Written by Elvin Geng, MD, MPH, professor in the Division of Infectious Diseases at the WashU School of Medicine and director of Center for Dissemination & Implementation at the Institute for Public Health
The end of shelter-in-place policies in Missouri has led to a new wave of uncertainty about the future: Will the epidemic get worse? If so, how quickly? And if it gets worse, how quickly will we know and how bad will it get?
LEMMA is a simple compartmental model using an Approximately Bayesian Computation approach to the COVID-19 epidemic. Unlike other prominent and highly sophisticated models, LEMMA is able to accept locally relevant information about the population, interventions and other information — and thereby give projections tailored to a particular region or area. Such local modeling is useful when epidemic conditions differ markedly from the larger average.
The Center for Dissemination and Implementation is dedicated to advancing the use of evidence-based interventions in public health and clinical practice. Creating tools to enable adaptations and tailoring to context is an important approach to making scientific findings relevant and useful.
Over the last month, the LEMMA model has been used by both local health systems and public health authorities to understand the epidemic trajectory to date in the St. Louis region. We’ve learned several things.
First, these analyses suggest that the St. Louis region has undoubtedly flattened the curve. Early in March, the reproductive number was around three (3), if the pace of had been carried forward without change, by May 1, this reproductive number would have yielded a total of hundreds of thousands of active cases, with tens of thousands in the hospital. Instead, on May 1, we had approximately 600 cases in the hospital in the region.
The numbers 600 and 10,000 seem inconceivably far apart until we consider that epidemics grow on an exponential scale. For 600 to grow to 10,000 is less than four doubling cycles (which with COVID19 in early March would scarcely have taken three-weeks). While the tragedy of the last weeks should not be understated (including unacceptable obvious racial disparities), delayed or absent social distancing policies would have led to far worse outcomes.
Even though we can be applauded as a community for flattening the curve, the present reproductive number is still precariously near the epidemic threshold of one – and this has consequences.
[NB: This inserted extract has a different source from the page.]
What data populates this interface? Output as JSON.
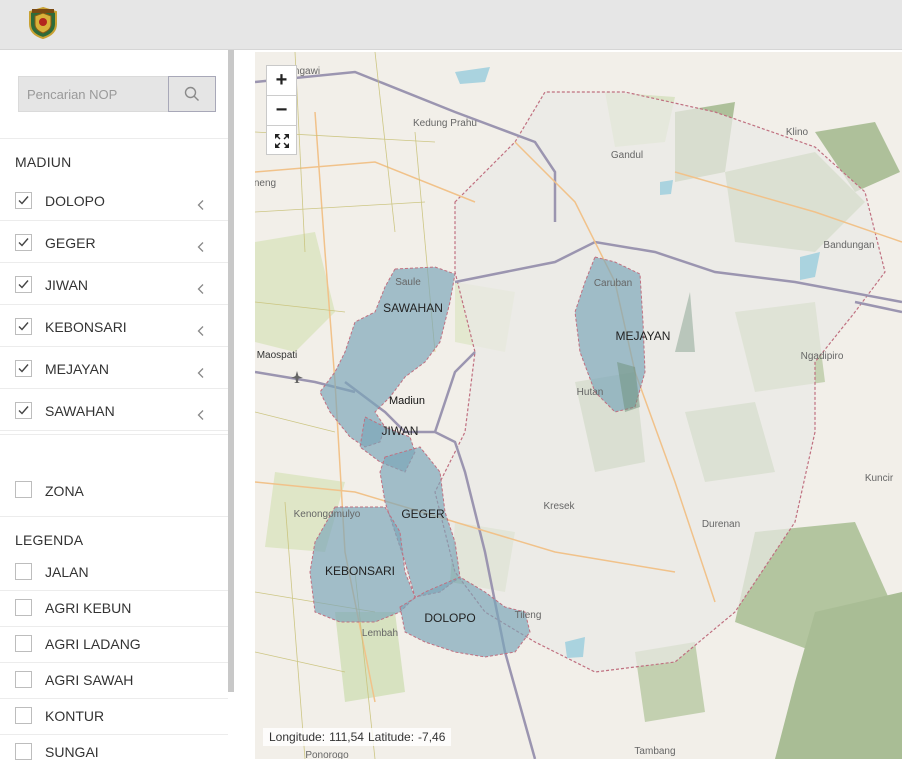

If after lifting of social distancing, the number rises to greater than one, and each infected individual gives rise to more than one additional infected person, the epidemic will expand, and possibly do so rapidly because growth happens on an exponential scale.
The reproductive number is a function of three things: the probability of infection per contact, the average number of contacts per time, and the duration of infectivity. A 10% to 20% increase in contacts due to relaxing of social distancing – an amount that seems entirely plausible – would lead to a ~ 10% to 20% rise in the reproductive number without concomitant changes in the other factors. If on May 15 the reproductive number rises to 1.1, the hospital census could reach 1,000 by late summer, and possibly higher (Figure). Higher rises in contact and reproductive numbers to 1.2 or 1.3 would lead to far worse epidemic conditions if further tightening did not occur.
These projections suggest a number of implications. First, if we are to avoid another wave, we must aggressively seek to offset the anticipated rise in contacts with successful reduction of infections per contact (through masking) and the duration of infectivity (isolation, quarantine, contact tracing). Backing off shelter-in-place means a full court press for other strategies.
Second, even if we do what we can, we still need to anticipate that these measures will most likely not keep the reproductive number under one. We should anticipate a second wave. The Fall will be particularly complex as the prevalence of other respiratory viruses that could be mistaken for COVID-19 rises dramatically. Even if we make it through the summer, we may well be intensifying social distancing practices again by then. Planning ahead can diminish the costs of doing so when we do have to intensify. Third, planning future wave measures mean that we need to prepare and equip citizens, especially the most vulnerable, to withstand both the risk of infection and the socio-economic fallout of distancing policies. When certain individuals do not adhere to social distancing policies, many assume the reason is motivation, but more often than not, it is a problem of capability. The fact that this epidemic is not over must motivate urgent efforts to protect those in vulnerable social contexts. Finally, we must invest in a multi-pronged monitoring architecture to detect changes in the epidemic course. This means rapidly scaling up testing, monitoring of cases and new hospitalizations by Zip Code, enhancement of syndromic surveillance, and exploration of mobility data and novel approaches such as monitoring of sewage systems. No single source of information will be perfect, and we need to put up as many antennae as we can, to detect where and when COVID is beginning to spread.
The COVID-19 pandemic has introduced vast uncertainty in the lives of nearly every person on earth. Despite our desire for a crystal ball, modeling does not necessarily help us see the future. But by helping to make the consequences of our choices now clear, they should help us prepare. In the words of Maya Angelou, while we hope for the best, we must prepare for the worst, and not be surprised by anything in between.